THE PROBLEM — Every entry needs to be written out again exactly.

DATA RECORDS —
BEGIN

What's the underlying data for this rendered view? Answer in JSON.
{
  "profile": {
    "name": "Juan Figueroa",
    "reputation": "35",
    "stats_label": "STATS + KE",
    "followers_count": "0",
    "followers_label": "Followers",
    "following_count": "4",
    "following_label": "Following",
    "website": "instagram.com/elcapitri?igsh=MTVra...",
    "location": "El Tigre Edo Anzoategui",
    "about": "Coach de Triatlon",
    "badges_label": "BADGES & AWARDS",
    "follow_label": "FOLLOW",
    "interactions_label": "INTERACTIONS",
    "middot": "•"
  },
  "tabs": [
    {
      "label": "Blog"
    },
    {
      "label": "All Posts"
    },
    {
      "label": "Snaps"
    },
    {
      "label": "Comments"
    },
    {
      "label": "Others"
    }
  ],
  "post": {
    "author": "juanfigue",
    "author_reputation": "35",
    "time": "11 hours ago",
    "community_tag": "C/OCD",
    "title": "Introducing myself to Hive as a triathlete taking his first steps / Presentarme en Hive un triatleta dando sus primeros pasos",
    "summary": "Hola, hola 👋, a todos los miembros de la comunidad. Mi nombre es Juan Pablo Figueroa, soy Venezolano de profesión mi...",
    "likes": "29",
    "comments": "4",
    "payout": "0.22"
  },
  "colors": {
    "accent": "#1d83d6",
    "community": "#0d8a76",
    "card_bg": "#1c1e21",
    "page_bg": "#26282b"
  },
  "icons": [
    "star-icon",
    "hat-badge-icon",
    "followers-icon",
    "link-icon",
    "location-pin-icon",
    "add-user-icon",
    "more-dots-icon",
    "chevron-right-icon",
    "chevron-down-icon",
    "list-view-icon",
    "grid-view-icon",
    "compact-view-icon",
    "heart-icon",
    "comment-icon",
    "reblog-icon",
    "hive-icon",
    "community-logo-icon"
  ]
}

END

OUTPUT FOR THIS TASK —
What's the underlying data for this rendered view? Answer in JSON.
{
  "profile": {
    "name": "Juan Figueroa",
    "reputation": "35",
    "stats_label": "STATS + KE",
    "followers_count": "0",
    "followers_label": "Followers",
    "following_count": "4",
    "following_label": "Following",
    "website": "instagram.com/elcapitri?igsh=MTVra...",
    "location": "El Tigre Edo Anzoategui",
    "about": "Coach de Triatlon",
    "badges_label": "BADGES & AWARDS",
    "follow_label": "FOLLOW",
    "interactions_label": "INTERACTIONS",
    "middot": "•"
  },
  "tabs": [
    {
      "label": "Blog"
    },
    {
      "label": "All Posts"
    },
    {
      "label": "Snaps"
    },
    {
      "label": "Comments"
    },
    {
      "label": "Others"
    }
  ],
  "post": {
    "author": "juanfigue",
    "author_reputation": "35",
    "time": "11 hours ago",
    "community_tag": "C/OCD",
    "title": "Introducing myself to Hive as a triathlete taking his first steps / Presentarme en Hive un triatleta dando sus primeros pasos",
    "summary": "Hola, hola 👋, a todos los miembros de la comunidad. Mi nombre es Juan Pablo Figueroa, soy Venezolano de profesión mi...",
    "likes": "29",
    "comments": "4",
    "payout": "0.22"
  },
  "colors": {
    "accent": "#1d83d6",
    "community": "#0d8a76",
    "card_bg": "#1c1e21",
    "page_bg": "#26282b"
  },
  "icons": [
    "star-icon",
    "hat-badge-icon",
    "followers-icon",
    "link-icon",
    "location-pin-icon",
    "add-user-icon",
    "more-dots-icon",
    "chevron-right-icon",
    "chevron-down-icon",
    "list-view-icon",
    "grid-view-icon",
    "compact-view-icon",
    "heart-icon",
    "comment-icon",
    "reblog-icon",
    "hive-icon",
    "community-logo-icon"
  ]
}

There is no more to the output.